solve_case()


Editorialist
#include<bits/stdc++.h>
using namespace std;

#define int long long

const int mxN = 1e6+5;
int spf[mxN];
int odd_mul[mxN];

void SPF()
{
for(int i=1;i<mxN;i++)
spf[i] = i;

for(int i = 2;i<mxN;i++)
{
if(spf[i]==i)
{
for(int j=i*i;j<mxN;j+=i)
{
if(spf[j] == j)
spf[j] = i;
}
}
}
}

void oddmul()
{
for(int i=1;i<mxN;i++)
{
int x = i;

map <int,int> m1;

while(x!=1)
{
m1[spf[x]]++;
x/=spf[x];
}

odd_mul[i] = 1;

for(auto itr: m1)
{
if(itr.second%2==1)
odd_mul[i]*=itr.first;
}
}
}

void solve()
{
int n;
cin>>n;

int a[n];
map <int,int> count,check;

for(int i = 0;i<n;i++)
{
cin>>a[i];
a[i]=odd_mul[a[i]];

count[a[i]]++;
}

int ans = n*(n-1);
ans/=2;

for(int i=0;i<n;i++)
{
if(check[a[i]]!=1)
{
ans -= (count[a[i]]*(count[a[i]]-1))/2;
check[a[i]] = 1;
}
}

cout<<ans<<"\n";
}

int32_t main()
{
ios_base::sync_with_stdio(0);
cin.tie(0);

// freopen("input.txt","r",stdin);
// freopen("output.txt","w",stdout);

SPF();
oddmul();

int t;
cin>>t;

while(t--)
solve();
}



Why does this code fail on the second testcase?

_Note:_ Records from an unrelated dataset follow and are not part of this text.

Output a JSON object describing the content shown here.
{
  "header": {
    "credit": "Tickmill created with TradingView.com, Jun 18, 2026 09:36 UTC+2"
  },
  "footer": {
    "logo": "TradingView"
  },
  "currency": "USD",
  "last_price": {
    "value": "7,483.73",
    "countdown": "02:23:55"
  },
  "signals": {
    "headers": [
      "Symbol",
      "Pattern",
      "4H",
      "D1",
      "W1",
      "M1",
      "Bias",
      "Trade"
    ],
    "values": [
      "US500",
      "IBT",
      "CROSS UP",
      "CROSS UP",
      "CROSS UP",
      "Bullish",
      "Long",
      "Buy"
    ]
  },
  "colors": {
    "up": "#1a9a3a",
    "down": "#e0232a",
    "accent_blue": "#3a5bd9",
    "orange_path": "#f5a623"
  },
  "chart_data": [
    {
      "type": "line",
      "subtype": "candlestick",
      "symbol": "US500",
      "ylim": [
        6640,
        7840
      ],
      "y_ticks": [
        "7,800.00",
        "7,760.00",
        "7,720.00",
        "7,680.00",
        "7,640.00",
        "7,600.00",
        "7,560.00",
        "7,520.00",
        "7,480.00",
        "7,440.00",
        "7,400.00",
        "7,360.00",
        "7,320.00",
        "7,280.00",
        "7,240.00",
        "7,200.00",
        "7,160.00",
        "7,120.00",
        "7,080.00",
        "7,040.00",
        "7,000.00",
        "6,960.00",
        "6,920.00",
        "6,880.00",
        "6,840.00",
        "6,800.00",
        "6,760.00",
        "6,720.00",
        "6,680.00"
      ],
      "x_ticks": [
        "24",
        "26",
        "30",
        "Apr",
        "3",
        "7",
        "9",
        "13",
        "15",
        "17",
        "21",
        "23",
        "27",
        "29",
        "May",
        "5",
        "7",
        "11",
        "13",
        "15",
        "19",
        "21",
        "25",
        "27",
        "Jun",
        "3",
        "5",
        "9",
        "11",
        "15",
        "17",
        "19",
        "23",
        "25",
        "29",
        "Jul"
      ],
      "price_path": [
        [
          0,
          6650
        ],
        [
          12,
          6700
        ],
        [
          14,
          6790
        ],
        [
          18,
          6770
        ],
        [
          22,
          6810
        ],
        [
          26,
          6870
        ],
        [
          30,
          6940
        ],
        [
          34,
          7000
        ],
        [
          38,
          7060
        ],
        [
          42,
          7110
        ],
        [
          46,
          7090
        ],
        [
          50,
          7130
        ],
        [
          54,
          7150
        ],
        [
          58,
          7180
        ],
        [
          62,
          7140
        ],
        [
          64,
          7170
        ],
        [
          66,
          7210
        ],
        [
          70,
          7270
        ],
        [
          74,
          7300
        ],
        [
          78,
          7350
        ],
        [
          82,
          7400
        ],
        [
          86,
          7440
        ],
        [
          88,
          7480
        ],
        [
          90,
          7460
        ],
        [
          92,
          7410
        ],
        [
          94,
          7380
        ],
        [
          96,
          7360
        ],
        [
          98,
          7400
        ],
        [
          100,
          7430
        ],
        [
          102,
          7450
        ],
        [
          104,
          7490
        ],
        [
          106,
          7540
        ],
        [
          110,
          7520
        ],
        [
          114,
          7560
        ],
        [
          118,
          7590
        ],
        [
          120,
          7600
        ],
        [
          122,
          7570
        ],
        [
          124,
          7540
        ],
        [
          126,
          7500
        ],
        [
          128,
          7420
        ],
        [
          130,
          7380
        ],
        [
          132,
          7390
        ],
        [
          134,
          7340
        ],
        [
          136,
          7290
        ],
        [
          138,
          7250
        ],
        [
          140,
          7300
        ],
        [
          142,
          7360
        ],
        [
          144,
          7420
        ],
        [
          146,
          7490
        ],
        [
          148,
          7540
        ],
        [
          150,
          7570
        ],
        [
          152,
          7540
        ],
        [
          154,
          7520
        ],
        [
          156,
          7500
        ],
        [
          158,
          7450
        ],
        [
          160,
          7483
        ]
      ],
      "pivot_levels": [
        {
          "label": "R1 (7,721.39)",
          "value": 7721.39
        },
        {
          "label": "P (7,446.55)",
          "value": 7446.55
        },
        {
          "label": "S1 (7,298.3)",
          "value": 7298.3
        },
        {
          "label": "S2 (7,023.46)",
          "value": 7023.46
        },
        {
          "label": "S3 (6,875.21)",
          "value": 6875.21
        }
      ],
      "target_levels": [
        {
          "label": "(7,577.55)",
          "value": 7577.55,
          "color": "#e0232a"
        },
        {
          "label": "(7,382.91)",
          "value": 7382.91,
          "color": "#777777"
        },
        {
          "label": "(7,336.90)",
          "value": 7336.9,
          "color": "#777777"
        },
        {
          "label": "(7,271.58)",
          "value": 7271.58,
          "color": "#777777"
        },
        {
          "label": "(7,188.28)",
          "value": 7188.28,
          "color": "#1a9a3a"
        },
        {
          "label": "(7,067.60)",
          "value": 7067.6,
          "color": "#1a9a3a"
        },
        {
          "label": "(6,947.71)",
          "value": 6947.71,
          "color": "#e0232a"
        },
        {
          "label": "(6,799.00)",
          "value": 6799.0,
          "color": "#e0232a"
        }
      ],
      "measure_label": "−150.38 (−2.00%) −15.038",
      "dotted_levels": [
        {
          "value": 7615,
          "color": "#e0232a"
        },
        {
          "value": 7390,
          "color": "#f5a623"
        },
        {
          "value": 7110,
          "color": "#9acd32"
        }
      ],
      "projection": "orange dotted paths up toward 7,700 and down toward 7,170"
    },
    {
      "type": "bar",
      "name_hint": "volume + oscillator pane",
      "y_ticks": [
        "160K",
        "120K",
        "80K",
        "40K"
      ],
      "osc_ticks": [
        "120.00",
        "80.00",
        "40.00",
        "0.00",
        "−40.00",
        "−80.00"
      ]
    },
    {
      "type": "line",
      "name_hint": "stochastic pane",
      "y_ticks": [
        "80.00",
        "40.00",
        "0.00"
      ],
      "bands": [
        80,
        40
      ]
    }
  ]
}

https://www.codechef.com/viewsolution/49867428

I basically just try to figure out how many numbers combined with the current one give perfect squares, by storing the factors that occur an odd number of times. I don’t see a testcase where it could go wrong. I’d appreciate the help. Thanks BTW, I’m aware that this could give TLE, but why the WA verdict?

1 Like

Thanks, it passed after all due to the bad tests though. 1 Like

Here is my function, which will calculate the odd power multiple of every number in one go.

vi arr(maxN, 1);
void fun(){
ffor(i, 2, maxN){
int x = sqrt(i);
if (arr[i] == 1 && x * x != i){
for (int j = 1; j * j * i < maxN; j++){
arr[j * j * i] = i;
}
}
}
}
Any suggestion/Query are welcomed.

I guess he is pointing towards getting an AC with \mathcal{O}(N \log^2N) solution.

3 Likes

It’s not an O (N \log^2 N) which should be at the edge of passing, but an O (N \sqrt{N}), which definitely shouldn’t pass. For example, let every number be equal to 997^2, it clearly takes about 10^9 operations just to do the prime factorization in the worst case (10 tests with 10^5 numbers each).

1 Like

True… I checked your code now, it’s actually O(N \sqrt {A_{\text{max}}}) which shouldn’t pass, I presumed yours was an \mathcal{O}(N\log^2 A_{\text{max}}) after my solution with the same complexity passed unexpectedly in 0.33 seconds.

Last two questions do not have editorial with them. @cherry0697, @soumyadeep_21 .

Today’s Night. It was sudden and unfortunate dizziness attack which leads to me hospital. Just got back home today in morning, will write those today’s night.

1 Like

I gave one test n=1e5, a(i)= 9e5 +1 to 10e6. Actually in cc 10^8 operations easily passes - .2 sec unlike cf. I forgot that. Tester also did not point out that.

Notice that if we find S_i, the largest square that divides each A_i, and calculate the "square-free part of A_i" as B_i = A_i/S_i, then we have:

B_i = B_j \iff F(A_i\cdot A_j) = 1

Then for the given data size it makes sense to precalculate \{S_i\} across the range with a sieve-type approach, and we can then count up different values of B_x as we receive A_x values. Then we can calculate good pairs directly, since every number with a given B_i will only make good pairs with numbers with a different B value.

from sys import stdin
from collections import Counter

lim = 1000000
gsq = *(lim+1)
val = 2
sq = 4
while sq <= lim:
gsq[sq::sq] = [sq] * (lim//sq)
val += 1
sq = val*val

# ===================== #

T = int(input())
for tx in range(T):